▸ Your objective
Print every line exactly as it appears in the material below.

▸ Source records
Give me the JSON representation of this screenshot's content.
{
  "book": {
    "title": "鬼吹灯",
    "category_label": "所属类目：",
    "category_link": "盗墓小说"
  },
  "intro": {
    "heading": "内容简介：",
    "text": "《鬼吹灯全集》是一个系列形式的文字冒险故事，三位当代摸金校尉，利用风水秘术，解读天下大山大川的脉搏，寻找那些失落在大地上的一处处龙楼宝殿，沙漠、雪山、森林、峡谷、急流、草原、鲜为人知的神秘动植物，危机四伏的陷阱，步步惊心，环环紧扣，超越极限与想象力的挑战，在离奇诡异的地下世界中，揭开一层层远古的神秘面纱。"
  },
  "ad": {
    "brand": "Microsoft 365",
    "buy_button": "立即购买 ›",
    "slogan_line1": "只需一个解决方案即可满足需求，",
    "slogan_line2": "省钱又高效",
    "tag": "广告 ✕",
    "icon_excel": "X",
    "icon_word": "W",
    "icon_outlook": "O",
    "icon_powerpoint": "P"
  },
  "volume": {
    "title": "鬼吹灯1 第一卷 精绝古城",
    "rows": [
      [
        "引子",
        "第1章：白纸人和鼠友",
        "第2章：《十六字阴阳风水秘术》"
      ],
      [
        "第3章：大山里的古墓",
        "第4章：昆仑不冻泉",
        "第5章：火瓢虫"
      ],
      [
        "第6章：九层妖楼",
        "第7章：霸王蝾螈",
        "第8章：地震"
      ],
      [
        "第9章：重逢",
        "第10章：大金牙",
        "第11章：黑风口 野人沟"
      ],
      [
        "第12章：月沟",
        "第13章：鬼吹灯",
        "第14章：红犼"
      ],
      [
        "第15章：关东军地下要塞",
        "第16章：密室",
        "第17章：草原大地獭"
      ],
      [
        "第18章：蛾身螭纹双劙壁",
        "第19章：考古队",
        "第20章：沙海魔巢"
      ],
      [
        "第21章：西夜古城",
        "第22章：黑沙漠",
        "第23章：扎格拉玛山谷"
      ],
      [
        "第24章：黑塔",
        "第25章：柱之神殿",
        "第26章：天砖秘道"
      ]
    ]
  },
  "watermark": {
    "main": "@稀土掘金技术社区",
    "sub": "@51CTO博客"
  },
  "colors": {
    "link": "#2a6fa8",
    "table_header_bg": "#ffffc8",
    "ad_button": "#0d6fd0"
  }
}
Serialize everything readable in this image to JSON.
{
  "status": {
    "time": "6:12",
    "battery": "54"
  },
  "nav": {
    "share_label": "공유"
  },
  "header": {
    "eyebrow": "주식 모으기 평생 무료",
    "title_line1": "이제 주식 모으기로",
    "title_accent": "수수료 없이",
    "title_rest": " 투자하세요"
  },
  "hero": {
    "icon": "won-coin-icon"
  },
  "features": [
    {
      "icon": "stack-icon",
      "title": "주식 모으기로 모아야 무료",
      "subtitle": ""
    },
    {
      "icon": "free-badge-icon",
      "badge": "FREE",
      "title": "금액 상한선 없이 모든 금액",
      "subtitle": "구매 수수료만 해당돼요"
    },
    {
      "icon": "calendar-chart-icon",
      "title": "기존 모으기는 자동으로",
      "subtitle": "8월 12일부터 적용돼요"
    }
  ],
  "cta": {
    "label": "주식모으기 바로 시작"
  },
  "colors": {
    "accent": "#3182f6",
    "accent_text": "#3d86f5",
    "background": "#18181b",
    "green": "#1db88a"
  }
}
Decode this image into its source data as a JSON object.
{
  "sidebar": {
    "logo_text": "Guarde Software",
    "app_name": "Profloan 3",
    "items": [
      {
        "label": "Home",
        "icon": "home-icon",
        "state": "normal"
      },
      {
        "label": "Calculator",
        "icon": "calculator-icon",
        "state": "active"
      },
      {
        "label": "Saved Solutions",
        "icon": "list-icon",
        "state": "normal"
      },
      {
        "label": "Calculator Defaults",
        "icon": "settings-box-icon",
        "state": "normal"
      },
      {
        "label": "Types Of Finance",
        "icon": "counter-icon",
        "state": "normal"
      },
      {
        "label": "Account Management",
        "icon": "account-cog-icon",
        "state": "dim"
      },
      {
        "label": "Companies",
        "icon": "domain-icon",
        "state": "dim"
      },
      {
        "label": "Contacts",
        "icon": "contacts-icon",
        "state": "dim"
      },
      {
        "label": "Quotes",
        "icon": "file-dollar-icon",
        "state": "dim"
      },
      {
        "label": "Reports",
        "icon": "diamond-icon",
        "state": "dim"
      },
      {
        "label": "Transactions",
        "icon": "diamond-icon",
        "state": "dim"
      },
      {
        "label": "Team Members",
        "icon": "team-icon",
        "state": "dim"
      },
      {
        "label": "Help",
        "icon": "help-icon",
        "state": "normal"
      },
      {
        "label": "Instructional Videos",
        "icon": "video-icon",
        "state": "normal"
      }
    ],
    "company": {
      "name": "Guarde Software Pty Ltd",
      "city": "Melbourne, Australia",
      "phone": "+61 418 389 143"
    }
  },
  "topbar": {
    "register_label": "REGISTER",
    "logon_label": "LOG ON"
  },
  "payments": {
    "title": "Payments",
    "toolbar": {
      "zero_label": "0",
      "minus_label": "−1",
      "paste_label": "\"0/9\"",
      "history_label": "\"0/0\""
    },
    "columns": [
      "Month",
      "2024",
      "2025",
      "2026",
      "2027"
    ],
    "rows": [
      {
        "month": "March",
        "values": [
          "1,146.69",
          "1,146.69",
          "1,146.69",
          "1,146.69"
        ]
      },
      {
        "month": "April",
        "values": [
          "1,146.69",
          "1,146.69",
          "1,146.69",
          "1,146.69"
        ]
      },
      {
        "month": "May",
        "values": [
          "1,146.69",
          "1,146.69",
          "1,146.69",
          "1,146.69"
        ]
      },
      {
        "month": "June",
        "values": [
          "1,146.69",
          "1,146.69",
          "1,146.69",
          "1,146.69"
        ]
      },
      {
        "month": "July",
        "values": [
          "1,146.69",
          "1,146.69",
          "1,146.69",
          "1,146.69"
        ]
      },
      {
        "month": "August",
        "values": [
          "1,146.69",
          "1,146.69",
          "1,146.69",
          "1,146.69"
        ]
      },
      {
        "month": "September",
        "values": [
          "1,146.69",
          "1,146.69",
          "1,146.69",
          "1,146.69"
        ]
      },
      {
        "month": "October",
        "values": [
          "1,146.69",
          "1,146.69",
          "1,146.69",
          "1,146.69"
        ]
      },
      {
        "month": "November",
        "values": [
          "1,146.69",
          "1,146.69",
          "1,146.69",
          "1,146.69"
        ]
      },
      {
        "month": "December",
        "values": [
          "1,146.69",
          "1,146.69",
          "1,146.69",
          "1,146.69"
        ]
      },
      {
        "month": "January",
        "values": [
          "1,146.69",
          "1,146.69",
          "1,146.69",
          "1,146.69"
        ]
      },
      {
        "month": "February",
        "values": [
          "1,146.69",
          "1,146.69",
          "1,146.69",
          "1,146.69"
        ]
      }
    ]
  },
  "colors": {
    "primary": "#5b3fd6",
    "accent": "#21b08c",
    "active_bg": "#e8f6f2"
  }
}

▸ Final answer
Give me the JSON representation of this screenshot's content.
{
  "book": {
    "title": "鬼吹灯",
    "category_label": "所属类目：",
    "category_link": "盗墓小说"
  },
  "intro": {
    "heading": "内容简介：",
    "text": "《鬼吹灯全集》是一个系列形式的文字冒险故事，三位当代摸金校尉，利用风水秘术，解读天下大山大川的脉搏，寻找那些失落在大地上的一处处龙楼宝殿，沙漠、雪山、森林、峡谷、急流、草原、鲜为人知的神秘动植物，危机四伏的陷阱，步步惊心，环环紧扣，超越极限与想象力的挑战，在离奇诡异的地下世界中，揭开一层层远古的神秘面纱。"
  },
  "ad": {
    "brand": "Microsoft 365",
    "buy_button": "立即购买 ›",
    "slogan_line1": "只需一个解决方案即可满足需求，",
    "slogan_line2": "省钱又高效",
    "tag": "广告 ✕",
    "icon_excel": "X",
    "icon_word": "W",
    "icon_outlook": "O",
    "icon_powerpoint": "P"
  },
  "volume": {
    "title": "鬼吹灯1 第一卷 精绝古城",
    "rows": [
      [
        "引子",
        "第1章：白纸人和鼠友",
        "第2章：《十六字阴阳风水秘术》"
      ],
      [
        "第3章：大山里的古墓",
        "第4章：昆仑不冻泉",
        "第5章：火瓢虫"
      ],
      [
        "第6章：九层妖楼",
        "第7章：霸王蝾螈",
        "第8章：地震"
      ],
      [
        "第9章：重逢",
        "第10章：大金牙",
        "第11章：黑风口 野人沟"
      ],
      [
        "第12章：月沟",
        "第13章：鬼吹灯",
        "第14章：红犼"
      ],
      [
        "第15章：关东军地下要塞",
        "第16章：密室",
        "第17章：草原大地獭"
      ],
      [
        "第18章：蛾身螭纹双劙壁",
        "第19章：考古队",
        "第20章：沙海魔巢"
      ],
      [
        "第21章：西夜古城",
        "第22章：黑沙漠",
        "第23章：扎格拉玛山谷"
      ],
      [
        "第24章：黑塔",
        "第25章：柱之神殿",
        "第26章：天砖秘道"
      ]
    ]
  },
  "watermark": {
    "main": "@稀土掘金技术社区",
    "sub": "@51CTO博客"
  },
  "colors": {
    "link": "#2a6fa8",
    "table_header_bg": "#ffffc8",
    "ad_button": "#0d6fd0"
  }
}
Serialize everything readable in this image to JSON.
{
  "status": {
    "time": "6:12",
    "battery": "54"
  },
  "nav": {
    "share_label": "공유"
  },
  "header": {
    "eyebrow": "주식 모으기 평생 무료",
    "title_line1": "이제 주식 모으기로",
    "title_accent": "수수료 없이",
    "title_rest": " 투자하세요"
  },
  "hero": {
    "icon": "won-coin-icon"
  },
  "features": [
    {
      "icon": "stack-icon",
      "title": "주식 모으기로 모아야 무료",
      "subtitle": ""
    },
    {
      "icon": "free-badge-icon",
      "badge": "FREE",
      "title": "금액 상한선 없이 모든 금액",
      "subtitle": "구매 수수료만 해당돼요"
    },
    {
      "icon": "calendar-chart-icon",
      "title": "기존 모으기는 자동으로",
      "subtitle": "8월 12일부터 적용돼요"
    }
  ],
  "cta": {
    "label": "주식모으기 바로 시작"
  },
  "colors": {
    "accent": "#3182f6",
    "accent_text": "#3d86f5",
    "background": "#18181b",
    "green": "#1db88a"
  }
}
Decode this image into its source data as a JSON object.
{
  "sidebar": {
    "logo_text": "Guarde Software",
    "app_name": "Profloan 3",
    "items": [
      {
        "label": "Home",
        "icon": "home-icon",
        "state": "normal"
      },
      {
        "label": "Calculator",
        "icon": "calculator-icon",
        "state": "active"
      },
      {
        "label": "Saved Solutions",
        "icon": "list-icon",
        "state": "normal"
      },
      {
        "label": "Calculator Defaults",
        "icon": "settings-box-icon",
        "state": "normal"
      },
      {
        "label": "Types Of Finance",
        "icon": "counter-icon",
        "state": "normal"
      },
      {
        "label": "Account Management",
        "icon": "account-cog-icon",
        "state": "dim"
      },
      {
        "label": "Companies",
        "icon": "domain-icon",
        "state": "dim"
      },
      {
        "label": "Contacts",
        "icon": "contacts-icon",
        "state": "dim"
      },
      {
        "label": "Quotes",
        "icon": "file-dollar-icon",
        "state": "dim"
      },
      {
        "label": "Reports",
        "icon": "diamond-icon",
        "state": "dim"
      },
      {
        "label": "Transactions",
        "icon": "diamond-icon",
        "state": "dim"
      },
      {
        "label": "Team Members",
        "icon": "team-icon",
        "state": "dim"
      },
      {
        "label": "Help",
        "icon": "help-icon",
        "state": "normal"
      },
      {
        "label": "Instructional Videos",
        "icon": "video-icon",
        "state": "normal"
      }
    ],
    "company": {
      "name": "Guarde Software Pty Ltd",
      "city": "Melbourne, Australia",
      "phone": "+61 418 389 143"
    }
  },
  "topbar": {
    "register_label": "REGISTER",
    "logon_label": "LOG ON"
  },
  "payments": {
    "title": "Payments",
    "toolbar": {
      "zero_label": "0",
      "minus_label": "−1",
      "paste_label": "\"0/9\"",
      "history_label": "\"0/0\""
    },
    "columns": [
      "Month",
      "2024",
      "2025",
      "2026",
      "2027"
    ],
    "rows": [
      {
        "month": "March",
        "values": [
          "1,146.69",
          "1,146.69",
          "1,146.69",
          "1,146.69"
        ]
      },
      {
        "month": "April",
        "values": [
          "1,146.69",
          "1,146.69",
          "1,146.69",
          "1,146.69"
        ]
      },
      {
        "month": "May",
        "values": [
          "1,146.69",
          "1,146.69",
          "1,146.69",
          "1,146.69"
        ]
      },
      {
        "month": "June",
        "values": [
          "1,146.69",
          "1,146.69",
          "1,146.69",
          "1,146.69"
        ]
      },
      {
        "month": "July",
        "values": [
          "1,146.69",
          "1,146.69",
          "1,146.69",
          "1,146.69"
        ]
      },
      {
        "month": "August",
        "values": [
          "1,146.69",
          "1,146.69",
          "1,146.69",
          "1,146.69"
        ]
      },
      {
        "month": "September",
        "values": [
          "1,146.69",
          "1,146.69",
          "1,146.69",
          "1,146.69"
        ]
      },
      {
        "month": "October",
        "values": [
          "1,146.69",
          "1,146.69",
          "1,146.69",
          "1,146.69"
        ]
      },
      {
        "month": "November",
        "values": [
          "1,146.69",
          "1,146.69",
          "1,146.69",
          "1,146.69"
        ]
      },
      {
        "month": "December",
        "values": [
          "1,146.69",
          "1,146.69",
          "1,146.69",
          "1,146.69"
        ]
      },
      {
        "month": "January",
        "values": [
          "1,146.69",
          "1,146.69",
          "1,146.69",
          "1,146.69"
        ]
      },
      {
        "month": "February",
        "values": [
          "1,146.69",
          "1,146.69",
          "1,146.69",
          "1,146.69"
        ]
      }
    ]
  },
  "colors": {
    "primary": "#5b3fd6",
    "accent": "#21b08c",
    "active_bg": "#e8f6f2"
  }
}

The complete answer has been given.